◆ TASK DETAILS
In the data below, find each line carrying the string "budget" and copy it out.

***** SOURCE MATERIAL *****

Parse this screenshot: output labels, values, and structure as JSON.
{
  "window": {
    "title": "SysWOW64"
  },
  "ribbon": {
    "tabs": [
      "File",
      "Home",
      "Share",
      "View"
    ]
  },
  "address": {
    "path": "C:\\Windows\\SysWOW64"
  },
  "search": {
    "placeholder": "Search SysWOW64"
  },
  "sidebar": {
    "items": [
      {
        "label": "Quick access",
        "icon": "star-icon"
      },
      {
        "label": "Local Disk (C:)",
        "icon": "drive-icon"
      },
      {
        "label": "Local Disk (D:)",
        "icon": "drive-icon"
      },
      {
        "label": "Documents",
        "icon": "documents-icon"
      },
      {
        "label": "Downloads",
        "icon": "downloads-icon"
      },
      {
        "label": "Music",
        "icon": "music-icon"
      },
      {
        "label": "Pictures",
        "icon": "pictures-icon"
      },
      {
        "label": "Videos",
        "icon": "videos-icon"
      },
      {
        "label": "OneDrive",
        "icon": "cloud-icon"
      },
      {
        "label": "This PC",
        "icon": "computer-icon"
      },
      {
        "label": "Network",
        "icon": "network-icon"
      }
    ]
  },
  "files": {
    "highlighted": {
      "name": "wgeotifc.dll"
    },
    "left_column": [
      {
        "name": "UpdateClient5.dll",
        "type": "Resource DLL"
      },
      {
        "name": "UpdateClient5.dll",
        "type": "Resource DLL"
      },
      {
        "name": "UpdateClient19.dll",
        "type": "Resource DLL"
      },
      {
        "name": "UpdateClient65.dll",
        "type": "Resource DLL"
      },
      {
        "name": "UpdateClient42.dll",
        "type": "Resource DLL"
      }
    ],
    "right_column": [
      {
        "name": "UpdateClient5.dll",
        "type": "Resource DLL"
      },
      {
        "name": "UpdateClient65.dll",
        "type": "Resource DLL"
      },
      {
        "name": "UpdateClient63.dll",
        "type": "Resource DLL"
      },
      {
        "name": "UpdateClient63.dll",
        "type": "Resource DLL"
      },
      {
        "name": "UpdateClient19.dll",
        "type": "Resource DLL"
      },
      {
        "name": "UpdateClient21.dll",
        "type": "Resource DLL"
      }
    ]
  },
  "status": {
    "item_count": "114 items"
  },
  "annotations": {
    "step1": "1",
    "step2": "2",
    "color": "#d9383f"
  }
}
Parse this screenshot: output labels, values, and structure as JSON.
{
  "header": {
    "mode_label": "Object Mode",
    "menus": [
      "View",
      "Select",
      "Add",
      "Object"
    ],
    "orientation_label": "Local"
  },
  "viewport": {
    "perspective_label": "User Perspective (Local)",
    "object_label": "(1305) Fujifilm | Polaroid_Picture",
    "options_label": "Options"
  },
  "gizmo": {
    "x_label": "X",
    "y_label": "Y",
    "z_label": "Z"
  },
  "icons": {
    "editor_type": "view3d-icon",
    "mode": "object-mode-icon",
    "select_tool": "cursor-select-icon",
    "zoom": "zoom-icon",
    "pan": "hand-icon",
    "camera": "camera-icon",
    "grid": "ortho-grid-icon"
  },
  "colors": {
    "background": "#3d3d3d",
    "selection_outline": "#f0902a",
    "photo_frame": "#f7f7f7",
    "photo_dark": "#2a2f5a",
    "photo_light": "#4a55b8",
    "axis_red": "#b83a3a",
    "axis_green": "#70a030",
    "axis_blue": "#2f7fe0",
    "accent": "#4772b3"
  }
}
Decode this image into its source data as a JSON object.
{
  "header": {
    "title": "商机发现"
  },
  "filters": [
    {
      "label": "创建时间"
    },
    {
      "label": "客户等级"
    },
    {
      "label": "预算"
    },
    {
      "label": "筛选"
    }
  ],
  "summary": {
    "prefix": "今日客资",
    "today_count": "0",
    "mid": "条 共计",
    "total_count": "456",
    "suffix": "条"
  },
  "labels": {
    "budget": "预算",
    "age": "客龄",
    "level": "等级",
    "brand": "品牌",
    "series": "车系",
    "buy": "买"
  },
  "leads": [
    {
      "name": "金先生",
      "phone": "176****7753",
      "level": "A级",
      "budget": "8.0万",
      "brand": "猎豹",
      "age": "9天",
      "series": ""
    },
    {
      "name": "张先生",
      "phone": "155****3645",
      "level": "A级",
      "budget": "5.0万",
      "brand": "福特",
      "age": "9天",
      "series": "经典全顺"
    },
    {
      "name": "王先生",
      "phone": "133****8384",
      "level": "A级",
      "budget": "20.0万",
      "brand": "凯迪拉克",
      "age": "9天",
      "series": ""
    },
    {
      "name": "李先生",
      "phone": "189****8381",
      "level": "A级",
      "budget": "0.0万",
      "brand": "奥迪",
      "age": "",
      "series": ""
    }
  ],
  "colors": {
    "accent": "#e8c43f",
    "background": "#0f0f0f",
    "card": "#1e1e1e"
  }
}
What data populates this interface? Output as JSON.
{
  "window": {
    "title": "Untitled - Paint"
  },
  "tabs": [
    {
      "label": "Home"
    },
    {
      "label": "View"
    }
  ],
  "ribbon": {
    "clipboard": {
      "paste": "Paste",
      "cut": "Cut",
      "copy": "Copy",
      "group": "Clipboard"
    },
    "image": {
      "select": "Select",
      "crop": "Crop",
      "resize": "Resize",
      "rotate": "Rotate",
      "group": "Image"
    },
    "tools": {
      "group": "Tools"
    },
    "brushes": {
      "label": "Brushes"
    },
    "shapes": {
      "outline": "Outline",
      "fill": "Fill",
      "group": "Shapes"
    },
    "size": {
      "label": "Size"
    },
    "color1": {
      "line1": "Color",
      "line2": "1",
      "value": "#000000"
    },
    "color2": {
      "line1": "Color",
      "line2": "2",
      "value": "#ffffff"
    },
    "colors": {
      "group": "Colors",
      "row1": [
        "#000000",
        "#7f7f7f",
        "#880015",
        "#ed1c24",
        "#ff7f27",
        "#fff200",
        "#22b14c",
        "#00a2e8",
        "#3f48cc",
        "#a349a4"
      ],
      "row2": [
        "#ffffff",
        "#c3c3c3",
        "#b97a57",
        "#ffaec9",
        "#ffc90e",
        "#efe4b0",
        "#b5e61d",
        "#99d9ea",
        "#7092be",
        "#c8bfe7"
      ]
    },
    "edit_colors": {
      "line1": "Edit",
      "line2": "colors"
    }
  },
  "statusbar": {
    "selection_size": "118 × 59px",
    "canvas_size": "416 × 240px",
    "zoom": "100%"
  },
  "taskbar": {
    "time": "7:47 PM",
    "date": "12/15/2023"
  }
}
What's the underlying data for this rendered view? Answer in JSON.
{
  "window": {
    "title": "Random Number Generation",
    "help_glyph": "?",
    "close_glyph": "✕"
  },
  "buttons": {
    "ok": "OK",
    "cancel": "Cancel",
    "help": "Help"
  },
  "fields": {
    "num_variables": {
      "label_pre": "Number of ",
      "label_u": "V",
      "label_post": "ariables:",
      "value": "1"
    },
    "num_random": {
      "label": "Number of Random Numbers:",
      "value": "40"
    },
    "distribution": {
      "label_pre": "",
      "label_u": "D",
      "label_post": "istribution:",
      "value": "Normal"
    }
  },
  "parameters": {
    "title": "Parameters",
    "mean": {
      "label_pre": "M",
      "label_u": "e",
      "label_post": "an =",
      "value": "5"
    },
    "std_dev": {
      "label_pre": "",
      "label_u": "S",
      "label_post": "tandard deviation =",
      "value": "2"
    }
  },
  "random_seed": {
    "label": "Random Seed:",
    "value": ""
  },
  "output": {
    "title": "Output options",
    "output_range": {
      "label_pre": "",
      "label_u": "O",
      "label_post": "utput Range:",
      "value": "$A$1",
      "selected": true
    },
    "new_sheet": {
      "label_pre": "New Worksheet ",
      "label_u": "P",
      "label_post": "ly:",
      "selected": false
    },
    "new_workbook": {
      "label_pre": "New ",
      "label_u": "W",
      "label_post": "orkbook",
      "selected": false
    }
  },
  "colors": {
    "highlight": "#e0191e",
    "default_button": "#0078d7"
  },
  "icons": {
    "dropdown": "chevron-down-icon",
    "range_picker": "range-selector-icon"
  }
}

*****

◆ RESPONSE BELOW
    "budget": "预算",
      "budget": "8.0万",
      "budget": "5.0万",
      "budget": "20.0万",
      "budget": "0.0万",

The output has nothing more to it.